WORK REQUEST — Hunt for the word "Place" across the entries below, copying each line that holds it.

Interface dataset entries
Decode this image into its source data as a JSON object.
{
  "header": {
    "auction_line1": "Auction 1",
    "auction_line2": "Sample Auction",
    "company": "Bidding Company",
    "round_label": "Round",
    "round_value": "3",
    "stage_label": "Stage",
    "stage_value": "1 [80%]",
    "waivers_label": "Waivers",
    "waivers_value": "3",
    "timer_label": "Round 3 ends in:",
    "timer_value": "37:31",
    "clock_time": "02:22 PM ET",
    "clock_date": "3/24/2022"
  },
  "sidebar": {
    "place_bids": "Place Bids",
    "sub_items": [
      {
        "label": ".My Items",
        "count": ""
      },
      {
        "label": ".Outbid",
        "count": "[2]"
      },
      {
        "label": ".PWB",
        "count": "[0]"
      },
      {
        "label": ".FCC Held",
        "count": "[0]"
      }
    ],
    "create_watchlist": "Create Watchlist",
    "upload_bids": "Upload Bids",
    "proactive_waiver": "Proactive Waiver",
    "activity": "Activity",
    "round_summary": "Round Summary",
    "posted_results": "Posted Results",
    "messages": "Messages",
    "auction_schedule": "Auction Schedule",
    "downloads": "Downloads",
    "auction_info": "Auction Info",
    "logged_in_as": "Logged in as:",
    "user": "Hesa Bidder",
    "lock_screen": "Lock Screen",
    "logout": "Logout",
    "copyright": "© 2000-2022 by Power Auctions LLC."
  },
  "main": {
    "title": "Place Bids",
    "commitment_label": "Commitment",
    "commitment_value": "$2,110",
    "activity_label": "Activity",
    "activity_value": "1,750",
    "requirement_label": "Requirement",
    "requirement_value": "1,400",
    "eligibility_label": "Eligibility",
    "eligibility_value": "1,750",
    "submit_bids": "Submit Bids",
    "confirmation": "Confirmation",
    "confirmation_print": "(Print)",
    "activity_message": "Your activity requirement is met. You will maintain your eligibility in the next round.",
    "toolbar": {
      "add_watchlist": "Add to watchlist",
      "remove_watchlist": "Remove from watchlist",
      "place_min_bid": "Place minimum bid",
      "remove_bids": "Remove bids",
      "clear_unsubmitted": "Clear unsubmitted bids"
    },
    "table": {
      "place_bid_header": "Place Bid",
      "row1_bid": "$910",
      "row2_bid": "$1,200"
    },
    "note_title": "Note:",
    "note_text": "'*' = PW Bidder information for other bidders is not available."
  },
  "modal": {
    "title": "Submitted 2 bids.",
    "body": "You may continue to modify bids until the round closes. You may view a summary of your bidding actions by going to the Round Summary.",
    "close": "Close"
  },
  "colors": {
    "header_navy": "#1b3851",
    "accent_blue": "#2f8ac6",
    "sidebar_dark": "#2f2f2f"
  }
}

COMPLETED EXERCISE —
    "place_bids": "Place Bids",
    "title": "Place Bids",
      "place_min_bid": "Place minimum bid",
      "place_bid_header": "Place Bid",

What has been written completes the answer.